YOUR OBJECTIVE:
Give the records again in full, exactly as they appear, but without the pictures.

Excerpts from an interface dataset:
+ + + + + + +

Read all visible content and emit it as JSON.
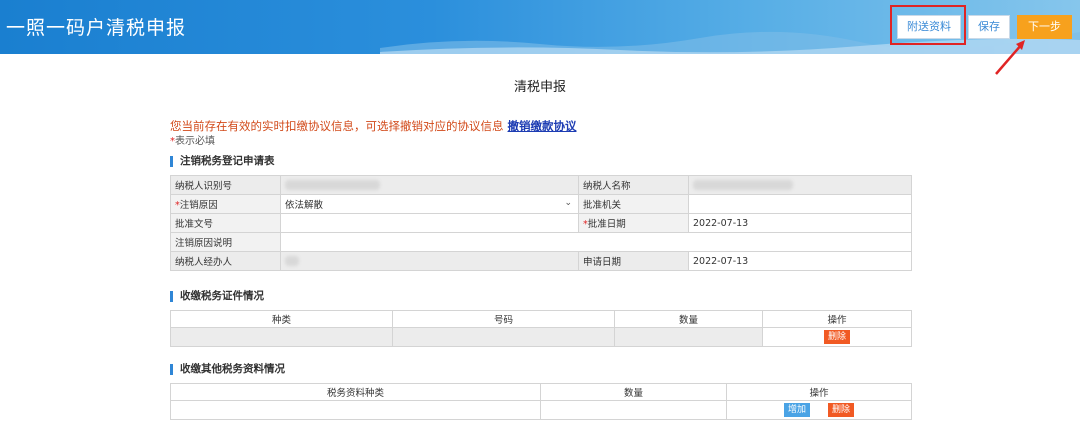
{
  "header": {
    "title": "一照一码户清税申报",
    "buttons": {
      "attach": "附送资料",
      "save": "保存",
      "next": "下一步"
    }
  },
  "page": {
    "title": "清税申报",
    "notice": "您当前存在有效的实时扣缴协议信息，可选择撤销对应的协议信息",
    "revoke_link": "撤销缴款协议",
    "required_star": "*",
    "required_text": "表示必填"
  },
  "reg_section": {
    "title": "注销税务登记申请表",
    "labels": {
      "taxpayer_id": "纳税人识别号",
      "taxpayer_name": "纳税人名称",
      "cancel_reason": "注销原因",
      "approval_org": "批准机关",
      "approval_doc": "批准文号",
      "approval_date": "批准日期",
      "reason_desc": "注销原因说明",
      "handler": "纳税人经办人",
      "apply_date": "申请日期"
    },
    "values": {
      "cancel_reason": "依法解散",
      "approval_date": "2022-07-13",
      "apply_date": "2022-07-13"
    }
  },
  "cert_section": {
    "title": "收缴税务证件情况",
    "columns": [
      "种类",
      "号码",
      "数量",
      "操作"
    ],
    "delete_label": "删除"
  },
  "other_section": {
    "title": "收缴其他税务资料情况",
    "columns": [
      "税务资料种类",
      "数量",
      "操作"
    ],
    "add_label": "增加",
    "delete_label": "删除"
  },
  "colors": {
    "header_blue": "#1a7fd0",
    "next_orange": "#f7a11d",
    "delete_red": "#f15a24",
    "add_blue": "#4aa3e5",
    "highlight_red": "#e02424"
  }
}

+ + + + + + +

EXPECTED ANSWER:
Read all visible content and emit it as JSON.
{
  "header": {
    "title": "一照一码户清税申报",
    "buttons": {
      "attach": "附送资料",
      "save": "保存",
      "next": "下一步"
    }
  },
  "page": {
    "title": "清税申报",
    "notice": "您当前存在有效的实时扣缴协议信息，可选择撤销对应的协议信息",
    "revoke_link": "撤销缴款协议",
    "required_star": "*",
    "required_text": "表示必填"
  },
  "reg_section": {
    "title": "注销税务登记申请表",
    "labels": {
      "taxpayer_id": "纳税人识别号",
      "taxpayer_name": "纳税人名称",
      "cancel_reason": "注销原因",
      "approval_org": "批准机关",
      "approval_doc": "批准文号",
      "approval_date": "批准日期",
      "reason_desc": "注销原因说明",
      "handler": "纳税人经办人",
      "apply_date": "申请日期"
    },
    "values": {
      "cancel_reason": "依法解散",
      "approval_date": "2022-07-13",
      "apply_date": "2022-07-13"
    }
  },
  "cert_section": {
    "title": "收缴税务证件情况",
    "columns": [
      "种类",
      "号码",
      "数量",
      "操作"
    ],
    "delete_label": "删除"
  },
  "other_section": {
    "title": "收缴其他税务资料情况",
    "columns": [
      "税务资料种类",
      "数量",
      "操作"
    ],
    "add_label": "增加",
    "delete_label": "删除"
  },
  "colors": {
    "header_blue": "#1a7fd0",
    "next_orange": "#f7a11d",
    "delete_red": "#f15a24",
    "add_blue": "#4aa3e5",
    "highlight_red": "#e02424"
  }
}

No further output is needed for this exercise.